*WHAT NEEDS TO BE DONE*
State how many lines in the listing below include the word "will". Give nothing but the number.

-- Opening Marker --

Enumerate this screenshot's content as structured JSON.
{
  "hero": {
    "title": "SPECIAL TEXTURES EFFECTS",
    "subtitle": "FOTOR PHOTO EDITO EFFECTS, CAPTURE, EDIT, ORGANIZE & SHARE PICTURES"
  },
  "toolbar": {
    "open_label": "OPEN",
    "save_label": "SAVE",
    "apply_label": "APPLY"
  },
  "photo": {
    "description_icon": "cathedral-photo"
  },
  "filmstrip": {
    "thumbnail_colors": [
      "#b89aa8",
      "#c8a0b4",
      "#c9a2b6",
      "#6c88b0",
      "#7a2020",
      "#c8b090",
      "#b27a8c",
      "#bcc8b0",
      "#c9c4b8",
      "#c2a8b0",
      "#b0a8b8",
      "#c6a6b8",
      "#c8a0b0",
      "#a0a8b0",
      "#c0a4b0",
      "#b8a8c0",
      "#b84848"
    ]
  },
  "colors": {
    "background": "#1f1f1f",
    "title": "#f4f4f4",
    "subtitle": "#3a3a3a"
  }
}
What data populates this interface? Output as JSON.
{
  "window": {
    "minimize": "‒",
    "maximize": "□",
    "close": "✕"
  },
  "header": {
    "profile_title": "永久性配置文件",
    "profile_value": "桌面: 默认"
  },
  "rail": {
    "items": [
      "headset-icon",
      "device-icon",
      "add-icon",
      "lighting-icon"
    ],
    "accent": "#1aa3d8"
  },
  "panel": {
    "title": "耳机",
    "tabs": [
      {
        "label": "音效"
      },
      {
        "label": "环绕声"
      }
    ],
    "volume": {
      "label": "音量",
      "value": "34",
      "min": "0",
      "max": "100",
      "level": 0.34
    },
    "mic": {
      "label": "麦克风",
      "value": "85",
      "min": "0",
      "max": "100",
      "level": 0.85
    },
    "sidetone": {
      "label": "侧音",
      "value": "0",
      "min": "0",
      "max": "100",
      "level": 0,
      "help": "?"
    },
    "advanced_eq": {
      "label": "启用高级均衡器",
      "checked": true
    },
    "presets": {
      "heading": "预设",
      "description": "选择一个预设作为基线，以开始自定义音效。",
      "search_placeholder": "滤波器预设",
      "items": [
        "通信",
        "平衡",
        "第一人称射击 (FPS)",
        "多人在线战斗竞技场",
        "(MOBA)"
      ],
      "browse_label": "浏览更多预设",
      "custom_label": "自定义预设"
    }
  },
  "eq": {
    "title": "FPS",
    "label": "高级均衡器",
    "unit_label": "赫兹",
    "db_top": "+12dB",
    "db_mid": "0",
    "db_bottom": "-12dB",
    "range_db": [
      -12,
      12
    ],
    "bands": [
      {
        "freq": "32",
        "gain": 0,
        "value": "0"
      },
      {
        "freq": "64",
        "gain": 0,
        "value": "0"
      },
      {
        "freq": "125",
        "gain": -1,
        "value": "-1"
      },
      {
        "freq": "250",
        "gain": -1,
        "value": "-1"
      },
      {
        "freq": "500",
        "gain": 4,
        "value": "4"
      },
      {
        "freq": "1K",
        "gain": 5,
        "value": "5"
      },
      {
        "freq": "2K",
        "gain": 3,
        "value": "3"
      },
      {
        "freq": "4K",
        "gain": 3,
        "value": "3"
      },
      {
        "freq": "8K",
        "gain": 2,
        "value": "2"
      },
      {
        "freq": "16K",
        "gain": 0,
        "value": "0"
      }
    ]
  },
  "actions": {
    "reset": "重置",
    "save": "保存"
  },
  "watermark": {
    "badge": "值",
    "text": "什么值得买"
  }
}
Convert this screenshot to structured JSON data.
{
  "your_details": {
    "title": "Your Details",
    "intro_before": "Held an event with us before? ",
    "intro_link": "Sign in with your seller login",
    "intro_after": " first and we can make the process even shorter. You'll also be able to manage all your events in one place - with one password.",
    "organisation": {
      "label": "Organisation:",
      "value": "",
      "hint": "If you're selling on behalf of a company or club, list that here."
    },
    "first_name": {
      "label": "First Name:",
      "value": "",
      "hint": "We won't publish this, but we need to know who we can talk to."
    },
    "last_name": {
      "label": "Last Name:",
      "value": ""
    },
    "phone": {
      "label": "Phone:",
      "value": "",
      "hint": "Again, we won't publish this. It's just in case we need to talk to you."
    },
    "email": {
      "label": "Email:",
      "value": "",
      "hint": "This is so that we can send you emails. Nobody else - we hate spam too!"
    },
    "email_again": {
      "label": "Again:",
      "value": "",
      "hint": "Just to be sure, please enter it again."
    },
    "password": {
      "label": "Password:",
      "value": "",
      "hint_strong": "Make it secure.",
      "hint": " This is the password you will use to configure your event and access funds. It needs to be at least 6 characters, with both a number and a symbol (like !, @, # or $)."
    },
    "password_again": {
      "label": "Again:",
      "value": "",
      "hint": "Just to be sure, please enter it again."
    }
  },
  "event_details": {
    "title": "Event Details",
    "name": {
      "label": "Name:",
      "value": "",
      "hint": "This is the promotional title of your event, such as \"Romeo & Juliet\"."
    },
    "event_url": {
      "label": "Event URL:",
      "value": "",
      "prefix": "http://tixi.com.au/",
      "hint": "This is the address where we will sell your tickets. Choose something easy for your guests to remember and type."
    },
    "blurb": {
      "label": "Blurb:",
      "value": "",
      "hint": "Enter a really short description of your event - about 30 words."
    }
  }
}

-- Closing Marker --

*ANSWER SECTION*
2